[Data items]
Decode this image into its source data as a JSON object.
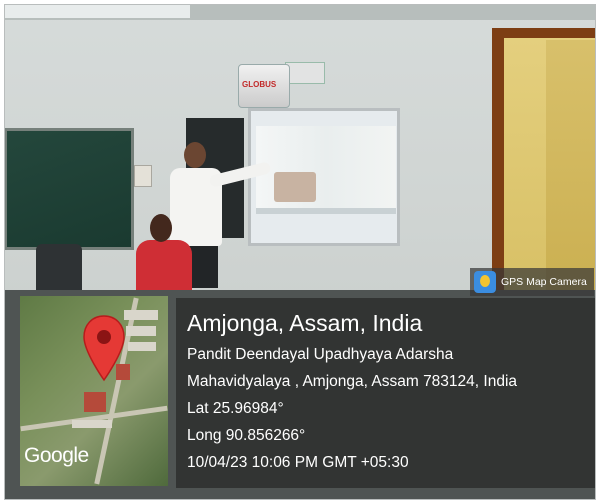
{
  "location": {
    "title": "Amjonga, Assam, India",
    "address_line1": "Pandit Deendayal Upadhyaya Adarsha",
    "address_line2": "Mahavidyalaya , Amjonga, Assam 783124, India",
    "latitude": "Lat 25.96984°",
    "longitude": "Long 90.856266°",
    "timestamp": "10/04/23 10:06 PM GMT +05:30"
  },
  "app_badge": {
    "label": "GPS Map Camera",
    "icon": "gps-map-camera-icon"
  },
  "map": {
    "attribution": "Google",
    "pin_icon": "location-pin-icon",
    "pin_color": "#e53935"
  },
  "photo": {
    "projector_brand": "GLOBUS"
  },
  "colors": {
    "overlay": "#212121",
    "text": "#ffffff"
  }
}
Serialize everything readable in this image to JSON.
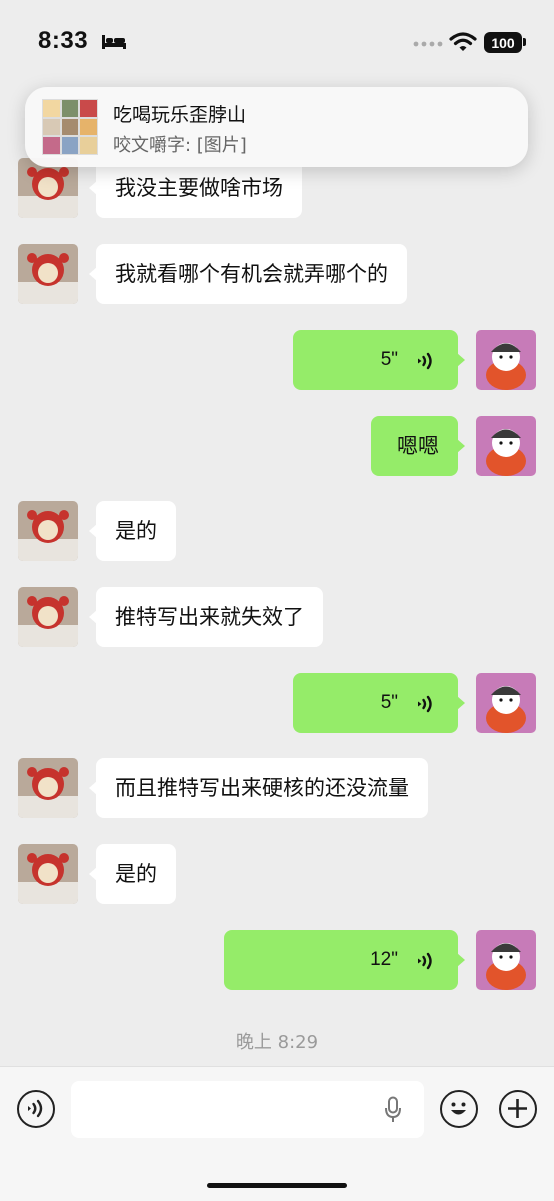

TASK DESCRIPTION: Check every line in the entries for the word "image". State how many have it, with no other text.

TASK ANSWER: 2